Friday, March 30, 2012

Clock in the Cathedral Lyon France

I simply could not turn down the opportunity to visit a wonderful and dear friend in Lyon; France  i am having trouble with my internet and is  kind enough to let me use her computer/ but  i will be brief. the keyboard is french and letters arent where i think they are ; longer entries  will need to wait until i get back :: but suffice it to say that france is like a dream and everyone has been so nice

today my friend E had to do some library work so i went to the cathedral of st jean;
Inside there was this amazing astronomy clock i was fortunate enough to be there when it chimed
here is a video

day one--- made it okay through the airport in Dusseldorf: so thankful English is an international language qnd thus is on most airport signs: I would never known that AUFJIHIhGRIHDJFQLfjqldjfoqimfienlhkjoijmenqiezjmfifjµ , meant connecting flights; ofcourse i exqggerate; but not by much;
by the way on the tv is what i think is the french version of law and order i have no idea what they are saying, but i just know i love it*
sorry for the typos an d all lowercase: things arent where i expect the, to be on this keyboard and im on vacation
so,e ,ore phtos today from lyon
cathedral of saint jean baptiste

appropriate stained glass for holy week

Thursday, March 15, 2012

LISTENING TO LANGUAGES-PART TWO : What two romance languages sound like to me.nd

I speak intermediate Spanish. I'll try my hand at describing it...
--there's something I associate with immediacy---it SEEMS that Spanish speakers are speaking quickly, though I think this is not always the case. It has the strange quality of being both smooth and a bit choppy at the same time. I like to compare it to being on a boat in a river---there aren't any rapids or whitewater, but you're still flowing along at a steady pace. I always think of dancing when I hear Spanish--like my feet want to move.

Or maybe it's just because of the Gypsy Kings:

I'm also trying to learn French---and I confess the pronunciation has thrown me off quite a bit.
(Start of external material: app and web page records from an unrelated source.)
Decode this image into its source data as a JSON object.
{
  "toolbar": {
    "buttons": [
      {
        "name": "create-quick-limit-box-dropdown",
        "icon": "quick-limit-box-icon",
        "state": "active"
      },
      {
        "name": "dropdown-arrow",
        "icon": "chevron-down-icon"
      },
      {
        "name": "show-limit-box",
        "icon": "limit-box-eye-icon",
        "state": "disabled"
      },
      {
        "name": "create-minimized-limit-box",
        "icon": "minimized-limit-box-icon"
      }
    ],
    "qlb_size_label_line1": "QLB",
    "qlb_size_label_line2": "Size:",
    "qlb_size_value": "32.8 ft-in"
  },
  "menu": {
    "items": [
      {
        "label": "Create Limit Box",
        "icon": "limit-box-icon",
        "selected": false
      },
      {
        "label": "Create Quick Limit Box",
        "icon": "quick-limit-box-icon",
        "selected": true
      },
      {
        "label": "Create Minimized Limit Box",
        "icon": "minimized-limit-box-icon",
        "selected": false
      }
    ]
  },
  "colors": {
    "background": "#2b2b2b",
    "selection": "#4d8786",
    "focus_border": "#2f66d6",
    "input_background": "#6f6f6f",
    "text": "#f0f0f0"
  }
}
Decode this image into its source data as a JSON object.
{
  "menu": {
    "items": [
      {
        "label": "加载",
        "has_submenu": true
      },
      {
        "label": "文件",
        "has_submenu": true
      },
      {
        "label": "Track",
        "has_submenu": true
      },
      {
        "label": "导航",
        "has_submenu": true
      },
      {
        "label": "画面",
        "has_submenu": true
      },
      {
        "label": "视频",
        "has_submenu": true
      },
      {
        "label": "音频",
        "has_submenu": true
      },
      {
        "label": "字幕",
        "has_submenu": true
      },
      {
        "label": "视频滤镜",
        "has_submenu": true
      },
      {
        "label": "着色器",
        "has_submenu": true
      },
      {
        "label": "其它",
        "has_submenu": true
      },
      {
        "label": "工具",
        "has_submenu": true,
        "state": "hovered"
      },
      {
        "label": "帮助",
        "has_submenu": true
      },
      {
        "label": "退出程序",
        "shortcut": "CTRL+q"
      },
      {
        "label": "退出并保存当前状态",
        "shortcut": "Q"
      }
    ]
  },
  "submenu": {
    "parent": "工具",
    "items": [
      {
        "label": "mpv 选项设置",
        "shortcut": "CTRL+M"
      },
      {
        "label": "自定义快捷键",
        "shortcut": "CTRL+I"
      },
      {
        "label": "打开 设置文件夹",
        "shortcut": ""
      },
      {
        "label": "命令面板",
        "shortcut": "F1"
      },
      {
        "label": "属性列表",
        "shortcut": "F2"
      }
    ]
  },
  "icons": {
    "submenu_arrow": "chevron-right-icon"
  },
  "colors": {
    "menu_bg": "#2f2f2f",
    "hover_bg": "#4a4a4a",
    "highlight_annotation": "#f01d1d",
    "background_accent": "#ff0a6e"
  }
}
I think French is very elegantly smooth. I honestly think I could be cussed out in French and still think it is a beautiful language. Whereas Spanish makes me want to dance, French has a sound that makes me want to curl up on the couch with a good book and cup of coffee.  If Spanish is a river, then French is a smooth, silky lake. I confess that I didn't really hear a lot of the nasal "n" when I first heard French---and the way they blend words together sounds incredibly poetic, though hard to understand....

If French is poetry, Spanish is rap.

And in case you didn't hear it enough in "Inception"--here is "Non, je ne regrette rein"

Saturday, March 10, 2012

LISTENING TO LANGUAGES-PART ONE : What do languages sound like? I'd like your opinion...and a BONUS feature: Prisencolinensinainciusal!

I'm planning a trip to France to visit a dear friend, and I have suddenly become very obsessed with languages. I'm trying to learn some basic French (I speak intermediate Spanish.) Not really the verb forms or syntax, but the way they sound.

I think as a writer, I'm kind of fascinated by language. I love music, and I think each language has its own special music. But because I am a native English speaker, I cannot hear the way English would sound to someone who does not know English.  Likewise, we have some our own views/ opinions of how other languages sound to us.

Let me say I'm not trying to stereotype anybody, but languages sound different to those who do not speak it.
As pointed out in this clip from "Family Guy"---we do have a perception how another language sounds. Here, I think the point is that Italian is lively, vivacious---and in my personal opinion the perfect vehicle for opera (I felt in love with "La Traviata" and haven't turned back!) Once again, this is not meant to offend.

So I've been in a quest to find out what English sounds like to those who do not speak English as a native. Please, any non-native-English speakers reading this blog, let me know. And do not be offended to say it does not sound pleasant (some phrases I've heard used to describe English are 'dogs barking' and 'music' and sounding like someone is talking with a mouthful of potatoes!)

I also know that accents vary---not just between British English and American English, but in the States, between a Boston accent and a Southern accent (extremes on either end of this are kind of grating)

In my searches I came across this very bizarre---yet impressive---video. This probably gives a good example of what English sounds like to non-native speakers, though I don't think the point of the video was such. It was made in 1972 by an Italian songwriter / comedian, etc. tv host Adriano Celentano. 

I think the point of the video was on communication. I can't look away. Bizarre and yet interesting. Like a cross between Star Trek and Austin Powers. I promise, you'll want to see it twice.

And to those who speak English: the words are all gibberish (well, except for "all right!") . 
To Adriano---you got some smooth moves!

In my next posts, I'll try to describe what other languages sound like to me.
I'd love to hear from non-native speakers what English sounds like to you. And don't be afraid to say it sounds terrible. We know English makes no sense.